Overstock.com, with 40 million unique monthly visitors, became the first consumer retail giant to launch a robo-advisor. They launched with an innovative flat pricing model of $10/month, no matter what assets are in the account. This could be quite lucrative for Overstock since it’s not until an account’s value reaches $48,000 that the fee equals 25 bps, which is what Wealthfront charges for all accounts over $10,000.
The Rise of Conversational Technology Platforms
I saw a demo of this product at the conference. It supports queries such as, “Alexa, what’s my checking account balance?” “Alexa, when is my next bill due?” and “Alexa, please pay my electric bill.” It is also able to present relevant updates and offers for new products that the consumer would be most interested in based on analysis of spending patterns and other behaviors, Jones explained.
Fiserv is also developing a chatbot product that would be a 24/7 customer service channel for wealth management firms, Jones revealed. It will be AI-powered, using natural language processing to enable basic conversations with customers.
Since it can monitor users’ keystrokes and has access to all core banking data, the chatbot will more easily anticipate what customers want to do, even before they open the help window, Jones noted. Combined with digital marketing data, the offers that the chatbot will present to users will feel very natural, just like part of normal conversation and certainly less intrusive that banner ads or emails, Jones insisted.

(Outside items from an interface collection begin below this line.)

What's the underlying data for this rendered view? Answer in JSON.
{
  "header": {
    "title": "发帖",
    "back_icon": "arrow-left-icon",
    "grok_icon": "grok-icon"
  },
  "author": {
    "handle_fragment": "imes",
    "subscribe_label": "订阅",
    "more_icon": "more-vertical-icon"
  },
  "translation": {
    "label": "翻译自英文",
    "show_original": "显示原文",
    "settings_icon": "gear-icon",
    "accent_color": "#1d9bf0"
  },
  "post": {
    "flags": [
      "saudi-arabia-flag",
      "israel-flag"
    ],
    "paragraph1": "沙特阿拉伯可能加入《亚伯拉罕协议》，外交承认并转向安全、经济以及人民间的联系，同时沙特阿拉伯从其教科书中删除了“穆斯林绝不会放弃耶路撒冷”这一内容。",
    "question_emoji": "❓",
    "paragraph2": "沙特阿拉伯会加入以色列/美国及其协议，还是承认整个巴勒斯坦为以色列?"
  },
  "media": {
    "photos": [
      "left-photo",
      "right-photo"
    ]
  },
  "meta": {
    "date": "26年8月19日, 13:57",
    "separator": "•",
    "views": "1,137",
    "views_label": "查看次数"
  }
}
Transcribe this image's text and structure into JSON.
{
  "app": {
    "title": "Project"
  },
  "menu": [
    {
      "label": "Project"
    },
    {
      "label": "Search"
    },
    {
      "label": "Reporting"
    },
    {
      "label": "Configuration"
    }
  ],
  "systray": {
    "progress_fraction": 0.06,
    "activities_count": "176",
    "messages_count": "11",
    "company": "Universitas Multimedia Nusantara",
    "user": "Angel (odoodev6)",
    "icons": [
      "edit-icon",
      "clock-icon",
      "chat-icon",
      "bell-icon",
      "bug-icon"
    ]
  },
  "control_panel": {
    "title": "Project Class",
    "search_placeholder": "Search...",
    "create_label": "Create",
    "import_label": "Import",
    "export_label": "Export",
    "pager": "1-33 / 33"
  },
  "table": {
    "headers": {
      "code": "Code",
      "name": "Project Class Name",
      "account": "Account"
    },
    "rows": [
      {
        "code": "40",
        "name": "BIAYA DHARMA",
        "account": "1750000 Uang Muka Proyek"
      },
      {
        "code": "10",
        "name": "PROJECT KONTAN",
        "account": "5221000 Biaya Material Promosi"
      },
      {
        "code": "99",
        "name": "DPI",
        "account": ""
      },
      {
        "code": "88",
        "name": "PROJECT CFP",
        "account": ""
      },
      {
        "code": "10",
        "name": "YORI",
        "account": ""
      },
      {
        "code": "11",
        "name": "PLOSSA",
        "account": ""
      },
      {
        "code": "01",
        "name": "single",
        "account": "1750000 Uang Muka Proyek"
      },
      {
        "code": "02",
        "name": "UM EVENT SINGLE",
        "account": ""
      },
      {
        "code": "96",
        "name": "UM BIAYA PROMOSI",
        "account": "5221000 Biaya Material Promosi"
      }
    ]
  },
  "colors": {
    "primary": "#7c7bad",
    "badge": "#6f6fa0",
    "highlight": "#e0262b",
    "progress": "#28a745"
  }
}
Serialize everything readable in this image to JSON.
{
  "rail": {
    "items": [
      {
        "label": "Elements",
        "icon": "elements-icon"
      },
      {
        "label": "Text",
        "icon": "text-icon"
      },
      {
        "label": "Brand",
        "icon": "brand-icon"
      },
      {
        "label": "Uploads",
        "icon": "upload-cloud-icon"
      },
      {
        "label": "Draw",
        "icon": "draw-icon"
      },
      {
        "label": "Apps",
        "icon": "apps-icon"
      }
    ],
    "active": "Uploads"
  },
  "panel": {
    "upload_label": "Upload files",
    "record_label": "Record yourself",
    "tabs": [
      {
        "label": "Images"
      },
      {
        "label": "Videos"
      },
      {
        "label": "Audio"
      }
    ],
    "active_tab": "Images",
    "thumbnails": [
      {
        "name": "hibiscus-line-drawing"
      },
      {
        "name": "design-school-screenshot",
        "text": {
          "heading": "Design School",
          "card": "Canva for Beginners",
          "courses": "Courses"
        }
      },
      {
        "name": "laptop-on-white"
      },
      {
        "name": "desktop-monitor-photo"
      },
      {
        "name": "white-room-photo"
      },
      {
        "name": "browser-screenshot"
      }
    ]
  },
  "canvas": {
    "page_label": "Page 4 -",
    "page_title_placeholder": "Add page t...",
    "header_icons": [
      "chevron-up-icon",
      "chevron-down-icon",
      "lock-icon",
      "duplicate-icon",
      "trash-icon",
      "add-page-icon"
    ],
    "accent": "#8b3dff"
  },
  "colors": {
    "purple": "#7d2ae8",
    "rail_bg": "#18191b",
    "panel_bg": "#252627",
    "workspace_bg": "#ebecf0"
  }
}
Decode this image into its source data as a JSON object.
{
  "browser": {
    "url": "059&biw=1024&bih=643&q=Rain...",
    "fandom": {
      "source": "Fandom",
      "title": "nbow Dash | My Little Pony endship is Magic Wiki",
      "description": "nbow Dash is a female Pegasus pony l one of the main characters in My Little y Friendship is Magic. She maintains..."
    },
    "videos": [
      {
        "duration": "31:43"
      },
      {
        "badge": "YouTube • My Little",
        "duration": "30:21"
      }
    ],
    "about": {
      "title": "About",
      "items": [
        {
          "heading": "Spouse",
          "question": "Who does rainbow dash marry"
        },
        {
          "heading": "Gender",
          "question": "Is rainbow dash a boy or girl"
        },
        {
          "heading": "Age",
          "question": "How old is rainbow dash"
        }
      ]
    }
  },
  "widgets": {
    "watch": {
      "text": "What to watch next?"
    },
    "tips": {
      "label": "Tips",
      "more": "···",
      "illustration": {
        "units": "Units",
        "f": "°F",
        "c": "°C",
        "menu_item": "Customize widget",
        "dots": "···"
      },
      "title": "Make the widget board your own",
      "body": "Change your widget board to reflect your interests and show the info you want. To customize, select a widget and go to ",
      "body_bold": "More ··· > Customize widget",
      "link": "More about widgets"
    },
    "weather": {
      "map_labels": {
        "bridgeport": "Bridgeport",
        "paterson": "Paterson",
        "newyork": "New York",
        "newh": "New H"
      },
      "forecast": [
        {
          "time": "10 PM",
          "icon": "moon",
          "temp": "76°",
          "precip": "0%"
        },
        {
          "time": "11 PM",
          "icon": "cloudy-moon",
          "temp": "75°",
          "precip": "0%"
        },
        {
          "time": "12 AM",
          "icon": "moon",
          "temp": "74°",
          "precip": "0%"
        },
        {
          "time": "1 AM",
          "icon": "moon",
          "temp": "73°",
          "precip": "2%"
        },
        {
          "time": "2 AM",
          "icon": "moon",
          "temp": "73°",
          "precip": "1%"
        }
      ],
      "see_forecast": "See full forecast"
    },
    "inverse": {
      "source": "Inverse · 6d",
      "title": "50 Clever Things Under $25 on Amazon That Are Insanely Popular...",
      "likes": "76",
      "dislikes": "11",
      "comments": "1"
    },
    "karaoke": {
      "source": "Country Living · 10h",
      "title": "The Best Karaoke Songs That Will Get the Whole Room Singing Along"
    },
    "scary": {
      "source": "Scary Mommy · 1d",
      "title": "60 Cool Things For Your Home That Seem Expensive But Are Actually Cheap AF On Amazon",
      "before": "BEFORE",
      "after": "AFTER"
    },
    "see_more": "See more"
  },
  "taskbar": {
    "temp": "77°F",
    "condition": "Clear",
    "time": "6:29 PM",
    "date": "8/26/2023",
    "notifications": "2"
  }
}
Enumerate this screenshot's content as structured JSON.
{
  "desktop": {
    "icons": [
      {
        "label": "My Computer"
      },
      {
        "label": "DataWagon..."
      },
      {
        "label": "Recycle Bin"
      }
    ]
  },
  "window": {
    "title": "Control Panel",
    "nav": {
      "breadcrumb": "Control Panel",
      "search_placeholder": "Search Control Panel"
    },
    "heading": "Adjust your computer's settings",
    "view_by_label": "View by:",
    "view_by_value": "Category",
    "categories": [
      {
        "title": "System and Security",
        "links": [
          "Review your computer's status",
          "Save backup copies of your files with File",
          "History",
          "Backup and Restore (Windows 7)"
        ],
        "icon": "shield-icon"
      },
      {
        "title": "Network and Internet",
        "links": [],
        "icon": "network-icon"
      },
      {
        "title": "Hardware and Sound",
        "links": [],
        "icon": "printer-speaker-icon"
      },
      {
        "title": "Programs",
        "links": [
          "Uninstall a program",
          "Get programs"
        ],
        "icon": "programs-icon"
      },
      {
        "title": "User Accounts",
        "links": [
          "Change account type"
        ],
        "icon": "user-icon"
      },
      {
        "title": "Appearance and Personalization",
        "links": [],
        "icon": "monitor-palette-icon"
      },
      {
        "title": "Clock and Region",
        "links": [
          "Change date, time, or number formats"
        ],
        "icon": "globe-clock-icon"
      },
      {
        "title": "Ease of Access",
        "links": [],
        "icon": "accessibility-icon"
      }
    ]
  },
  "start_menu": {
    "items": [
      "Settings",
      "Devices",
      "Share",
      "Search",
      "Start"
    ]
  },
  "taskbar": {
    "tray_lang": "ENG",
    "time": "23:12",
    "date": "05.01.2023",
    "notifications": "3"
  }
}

The Investment Services team is working to teach Alexa to support wealth management use cases, Shojaie mentioned. These will include asking to evaluate specific accounts or questions about progress towards goals.
Leveraging Industry Standards
The European Union is ahead of the US in development of open banking standards and regulations. (i.e. New account opening for banks & credit unions for originating accounts and loans), Jones observed. These standards define a set of business services that are enabled through a technology layer that allows authorized third parties to retrieve and update data in bank core databases.
The Banking Industry Architecture Network (BIAN) is creating a common taxonomy for banking-related web services such as account opening, transfers, mortgage originations, etc.
Fiserv has been investing in enhancing their enterprise services layer, which is built on industry standards, to provide an open-access model into their core banking platform, Jones explained.
4 Best Practices
Shojaie recommended that banks should target unification at the user interface level such that there is a consistent user experience across the bank’s middle and back offices.
This advice meshes well with recent research on omnichannel user experiences that identified 5 key components for success:
- Optimized for Context
Firms looking to launch their own wealth management platform should define their optimum customer experience first and then map the required technology to support it, Jones advised. Many banks wind up reversing these steps and bringing in what they believe to be the best technology solution without fully understanding what they want to present to customers.
It’s also helpful to bring in the right level of business expertise as early as possible so as to create a solutions diagrams to guide the technology team, Jones noted. Banking platforms require people and their expertise to be in a continuously consultative process. Business consulting services can help implement the right technology solutions, he said.
What are fintech providers doing?
Legg Mason, Financial Guard robo, Fiserv does back end